BOZEMAN — When Haley Ketteler reflects on how she came to study engineering at Montana State University, one moment stands out. She was 10, in her hometown of Pierre, South Dakota, at a 4-H workshop where kids could tinker with robots made of Legos.

"I was hooked, which was funny because I'd never done anything like that before," said Ketteler, now a senior majoring in mechanical engineering with a minor in mechatronics. "It was just that little spark. I knew I wanted to keep doing this."

She found a home for her newfound robotics passion in an international nonprofit organization called For Inspiration and Recognition of Science and Technology, or FIRST, which is designed to inspire interest in science, technology engineering and math among K-12 students. When MSU hosts nearly 120 teams from across Montana and beyond for a FIRST robotics competition this Friday and Saturday, Ketteler will be there as a volunteer, supporting the activity that led her to where she is today.

"Having the opportunity to continue that and encourage other kids to get into STEM, I just really enjoy it," Ketteler said.

At MSU's FIRST Lego League event on Saturday, students in grades 4-8 will compete on pool table-sized mats with Lego robots resembling the ones Ketteler experienced at that age. Participants spend months designing and programming the semi-autonomous robots to navigate obstacles and perform tasks.

Not long after that 4-H workshop nearly a decade ago, Ketteler and her friends convinced their teacher to launch the first all-girl Lego League team in Pierre. And when she reached high school, they formed the first team in South Dakota to compete in FIRST's Tech Challenge, in which students design more complex robots and build them from scratch.

"We did a lot of 3D printing and welded our own parts," Ketteler said.

Even then, she didn't know what engineering was, Ketteler recalled. It wasn't until her team qualified for a regional tournament, where she mingled with FIRST coaches who were professional engineers as well as older high-school students charting their paths to college engineering programs, that she began to understand what engineers did, she said.

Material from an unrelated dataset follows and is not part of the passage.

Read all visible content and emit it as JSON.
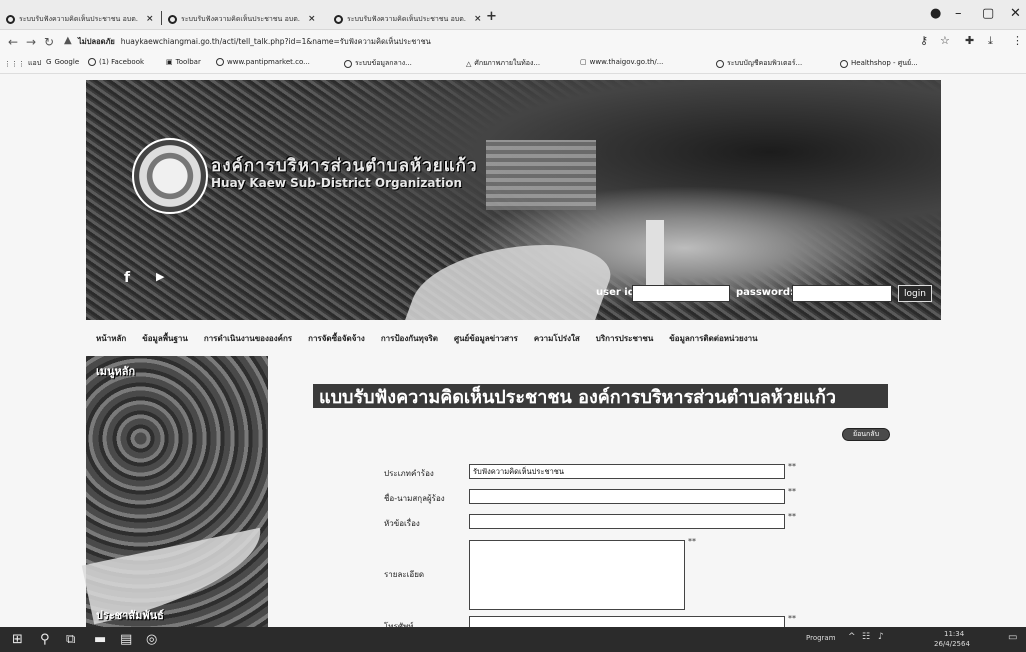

"Once I learned what engineering was, I started looking into it more," Ketteler said. By the time she was a senior in high school, she knew she wanted to study mechanical engineering and chose MSU.

"Haley’s experience with FIRST is a common one for our students in engineering and computer science, and that's one of the main reasons we host the state championship each year," said Christine Foreman, associate dean in MSU's Norm Asbjornson College of Engineering. Students as young as 6 may meet their first engineer at the tournament and discover a love for STEM, she said.

Soon after arriving in Bozeman, Ketteler got involved with FIRST as a volunteer, helping MSU'S annual tournament run smoothly. Since then she has helped out with every MSU FIRST event except during her sophomore year, when she studied abroad in Lancaster, England.

"Haley is an amazing young woman," Foreman said. "She manages to balance academics with work, volunteering and giving back to others." At this week's tournament, Ketteler will serve as the distinguished “Uber Volunteer,” wearing a bright blue T-shirt with text that invites visitors to ask her for help with anything, Foreman noted. More than 150 MSU students, faculty and staff volunteer for the FIRST tournaments, Foreman said. "We couldn't do it without them."

In addition to serving on MSU's Women in Engineering Student Advisory Board, Ketteler is a member of the Bridger Solar Team, a student club engaged in a multi-year project to design and build a car that can reach speeds of 60 mph or more using only electricity generated by onboard solar panels. She said creating the solar car involves the same basic process as making a robot: combining mechanical systems like steering and suspension with electrical systems that include propulsion and sensors, and integrating those with a computer system that monitors everything.

"You can't make a robot without those three coming together," Ketteler said.

That's one reason why she would recommend FIRST to any young person, Ketteler said. With the prevalence of computers and electronics in society, working on a small robot provides a fun and workable introduction to those technologies as well as the engineering process, she said.

FIRST also prides itself in fostering teamwork, confidence in carrying out a long-term project and sportsmanship, and it inspires allegiance and camaraderie long after the buzzer ends a team's final competition round, Ketteler said.

"If you mention FIRST to an engineer, almost everyone has heard of it or was involved with it," Ketteler said. "It creates a really amazing community."